» **Work to be completed**
For each line below that includes the word "Кислород", make a copy.

[Opening Source records section]

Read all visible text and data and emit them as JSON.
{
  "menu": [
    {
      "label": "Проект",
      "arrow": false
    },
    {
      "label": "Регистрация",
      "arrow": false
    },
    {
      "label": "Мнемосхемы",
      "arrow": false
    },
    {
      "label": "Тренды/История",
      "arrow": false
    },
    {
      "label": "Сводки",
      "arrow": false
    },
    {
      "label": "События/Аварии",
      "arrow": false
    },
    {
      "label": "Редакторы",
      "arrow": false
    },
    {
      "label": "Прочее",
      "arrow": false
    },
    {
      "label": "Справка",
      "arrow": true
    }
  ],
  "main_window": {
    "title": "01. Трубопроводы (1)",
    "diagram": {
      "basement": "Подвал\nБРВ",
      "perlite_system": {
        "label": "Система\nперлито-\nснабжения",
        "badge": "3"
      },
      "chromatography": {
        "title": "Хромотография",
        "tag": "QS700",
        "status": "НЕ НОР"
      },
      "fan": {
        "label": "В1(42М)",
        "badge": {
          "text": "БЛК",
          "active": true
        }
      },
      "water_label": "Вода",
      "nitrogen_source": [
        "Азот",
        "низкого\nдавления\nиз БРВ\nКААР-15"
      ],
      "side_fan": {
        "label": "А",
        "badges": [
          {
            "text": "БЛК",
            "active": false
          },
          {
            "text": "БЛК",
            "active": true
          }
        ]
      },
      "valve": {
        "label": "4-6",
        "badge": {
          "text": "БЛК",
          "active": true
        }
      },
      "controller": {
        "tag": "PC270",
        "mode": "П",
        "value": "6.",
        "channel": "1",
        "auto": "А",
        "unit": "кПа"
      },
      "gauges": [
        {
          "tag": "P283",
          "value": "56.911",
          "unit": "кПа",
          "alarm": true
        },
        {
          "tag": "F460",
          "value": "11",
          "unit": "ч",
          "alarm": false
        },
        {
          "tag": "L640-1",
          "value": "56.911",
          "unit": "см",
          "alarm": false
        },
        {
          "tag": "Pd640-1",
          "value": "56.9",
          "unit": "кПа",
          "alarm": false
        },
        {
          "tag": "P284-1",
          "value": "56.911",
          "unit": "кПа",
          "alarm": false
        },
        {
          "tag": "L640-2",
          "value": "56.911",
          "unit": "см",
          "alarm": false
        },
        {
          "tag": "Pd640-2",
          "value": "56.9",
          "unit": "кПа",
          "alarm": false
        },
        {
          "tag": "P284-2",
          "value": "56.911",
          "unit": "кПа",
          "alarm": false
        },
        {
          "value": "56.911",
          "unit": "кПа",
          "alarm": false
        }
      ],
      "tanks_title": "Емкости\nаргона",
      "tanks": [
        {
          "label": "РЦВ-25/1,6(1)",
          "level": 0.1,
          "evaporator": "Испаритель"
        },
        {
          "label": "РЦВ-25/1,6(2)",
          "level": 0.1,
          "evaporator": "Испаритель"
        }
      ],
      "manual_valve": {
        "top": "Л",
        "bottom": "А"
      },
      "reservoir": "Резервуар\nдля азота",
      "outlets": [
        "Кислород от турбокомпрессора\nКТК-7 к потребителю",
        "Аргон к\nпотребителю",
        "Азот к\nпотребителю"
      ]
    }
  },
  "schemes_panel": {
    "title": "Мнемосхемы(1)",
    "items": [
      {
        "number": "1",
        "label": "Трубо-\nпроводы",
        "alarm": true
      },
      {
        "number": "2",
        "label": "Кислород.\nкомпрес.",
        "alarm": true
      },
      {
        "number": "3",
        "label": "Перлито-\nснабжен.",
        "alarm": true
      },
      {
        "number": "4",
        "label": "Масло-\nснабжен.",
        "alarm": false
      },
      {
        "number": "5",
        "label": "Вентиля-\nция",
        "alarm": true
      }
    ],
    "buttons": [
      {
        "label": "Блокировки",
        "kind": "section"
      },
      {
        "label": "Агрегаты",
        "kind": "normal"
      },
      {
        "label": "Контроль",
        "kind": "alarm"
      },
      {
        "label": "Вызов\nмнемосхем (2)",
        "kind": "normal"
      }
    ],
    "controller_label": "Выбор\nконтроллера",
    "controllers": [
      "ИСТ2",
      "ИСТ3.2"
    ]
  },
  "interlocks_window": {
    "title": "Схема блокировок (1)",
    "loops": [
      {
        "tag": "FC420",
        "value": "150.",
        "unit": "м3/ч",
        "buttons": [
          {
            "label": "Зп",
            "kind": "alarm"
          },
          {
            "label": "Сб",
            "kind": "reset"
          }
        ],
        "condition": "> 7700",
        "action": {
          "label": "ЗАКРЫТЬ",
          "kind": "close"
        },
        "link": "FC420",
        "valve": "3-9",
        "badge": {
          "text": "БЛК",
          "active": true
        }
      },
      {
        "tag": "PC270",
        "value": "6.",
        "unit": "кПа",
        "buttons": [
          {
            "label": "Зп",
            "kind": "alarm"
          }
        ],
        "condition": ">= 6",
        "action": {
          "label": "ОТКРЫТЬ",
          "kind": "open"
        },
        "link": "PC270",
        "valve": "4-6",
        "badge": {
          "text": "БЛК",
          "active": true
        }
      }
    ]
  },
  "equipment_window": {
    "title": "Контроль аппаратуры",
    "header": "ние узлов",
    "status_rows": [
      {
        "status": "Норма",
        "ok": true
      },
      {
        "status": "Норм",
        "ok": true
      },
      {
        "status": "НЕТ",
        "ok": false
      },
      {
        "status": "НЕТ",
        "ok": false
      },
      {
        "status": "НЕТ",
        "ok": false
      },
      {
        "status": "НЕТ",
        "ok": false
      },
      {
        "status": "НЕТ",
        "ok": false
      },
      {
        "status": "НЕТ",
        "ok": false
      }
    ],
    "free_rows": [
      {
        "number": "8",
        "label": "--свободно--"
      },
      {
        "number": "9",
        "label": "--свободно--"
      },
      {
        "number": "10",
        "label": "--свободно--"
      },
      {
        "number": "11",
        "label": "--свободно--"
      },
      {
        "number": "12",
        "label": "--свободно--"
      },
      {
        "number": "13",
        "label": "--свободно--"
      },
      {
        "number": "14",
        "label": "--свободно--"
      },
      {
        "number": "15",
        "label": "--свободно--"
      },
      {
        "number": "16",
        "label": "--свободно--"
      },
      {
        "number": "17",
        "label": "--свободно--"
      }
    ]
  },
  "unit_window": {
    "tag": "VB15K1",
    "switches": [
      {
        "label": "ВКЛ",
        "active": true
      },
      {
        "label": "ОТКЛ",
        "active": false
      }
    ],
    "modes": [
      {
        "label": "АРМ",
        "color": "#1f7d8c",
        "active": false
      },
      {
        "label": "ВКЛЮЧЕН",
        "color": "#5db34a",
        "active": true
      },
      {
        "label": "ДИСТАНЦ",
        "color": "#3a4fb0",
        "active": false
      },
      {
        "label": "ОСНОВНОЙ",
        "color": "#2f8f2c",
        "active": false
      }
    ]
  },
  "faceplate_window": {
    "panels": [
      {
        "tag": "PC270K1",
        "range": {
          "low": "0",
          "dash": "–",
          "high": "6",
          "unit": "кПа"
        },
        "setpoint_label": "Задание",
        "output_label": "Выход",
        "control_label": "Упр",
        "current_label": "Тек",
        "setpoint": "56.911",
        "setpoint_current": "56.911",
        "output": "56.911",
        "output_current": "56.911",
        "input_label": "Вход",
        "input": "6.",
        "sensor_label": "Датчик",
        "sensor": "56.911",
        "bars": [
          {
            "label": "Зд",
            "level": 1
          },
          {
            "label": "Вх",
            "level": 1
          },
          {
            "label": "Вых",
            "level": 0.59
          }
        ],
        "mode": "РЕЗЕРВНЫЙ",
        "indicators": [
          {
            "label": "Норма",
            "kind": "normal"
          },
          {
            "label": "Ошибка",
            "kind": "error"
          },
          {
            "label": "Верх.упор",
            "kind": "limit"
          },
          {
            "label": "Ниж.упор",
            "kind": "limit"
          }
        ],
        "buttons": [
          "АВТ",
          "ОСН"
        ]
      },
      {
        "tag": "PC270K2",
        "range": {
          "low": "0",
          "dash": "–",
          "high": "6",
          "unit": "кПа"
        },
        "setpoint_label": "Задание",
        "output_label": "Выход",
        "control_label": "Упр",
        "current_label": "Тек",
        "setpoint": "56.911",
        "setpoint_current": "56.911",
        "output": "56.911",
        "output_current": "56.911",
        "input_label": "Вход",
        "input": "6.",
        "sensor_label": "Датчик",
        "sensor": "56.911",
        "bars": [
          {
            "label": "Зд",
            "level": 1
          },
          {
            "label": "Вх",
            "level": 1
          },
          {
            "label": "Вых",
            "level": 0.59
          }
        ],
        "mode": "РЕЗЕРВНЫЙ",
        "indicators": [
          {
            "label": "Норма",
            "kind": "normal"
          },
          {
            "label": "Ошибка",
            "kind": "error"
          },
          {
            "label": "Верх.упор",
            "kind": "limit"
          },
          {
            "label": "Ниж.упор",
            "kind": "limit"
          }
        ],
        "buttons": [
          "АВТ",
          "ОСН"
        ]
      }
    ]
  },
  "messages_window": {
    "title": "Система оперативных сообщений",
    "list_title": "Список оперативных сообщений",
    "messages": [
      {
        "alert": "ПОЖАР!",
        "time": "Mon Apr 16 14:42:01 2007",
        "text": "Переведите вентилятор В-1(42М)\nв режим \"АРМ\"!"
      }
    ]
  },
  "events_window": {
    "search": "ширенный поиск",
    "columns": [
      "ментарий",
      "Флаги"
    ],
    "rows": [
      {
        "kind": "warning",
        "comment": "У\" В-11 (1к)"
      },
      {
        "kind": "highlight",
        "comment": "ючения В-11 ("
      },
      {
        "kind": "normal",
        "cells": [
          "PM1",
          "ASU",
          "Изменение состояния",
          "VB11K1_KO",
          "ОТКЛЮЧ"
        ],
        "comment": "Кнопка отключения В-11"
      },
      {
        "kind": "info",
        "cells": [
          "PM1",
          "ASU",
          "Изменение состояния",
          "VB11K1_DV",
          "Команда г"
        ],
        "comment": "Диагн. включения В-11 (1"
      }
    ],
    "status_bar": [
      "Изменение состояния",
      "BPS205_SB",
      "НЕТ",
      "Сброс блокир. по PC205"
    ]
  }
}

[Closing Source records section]

» **Written response**
        "Кислород от турбокомпрессора\nКТК-7 к потребителю",
        "label": "Кислород.\nкомпрес.",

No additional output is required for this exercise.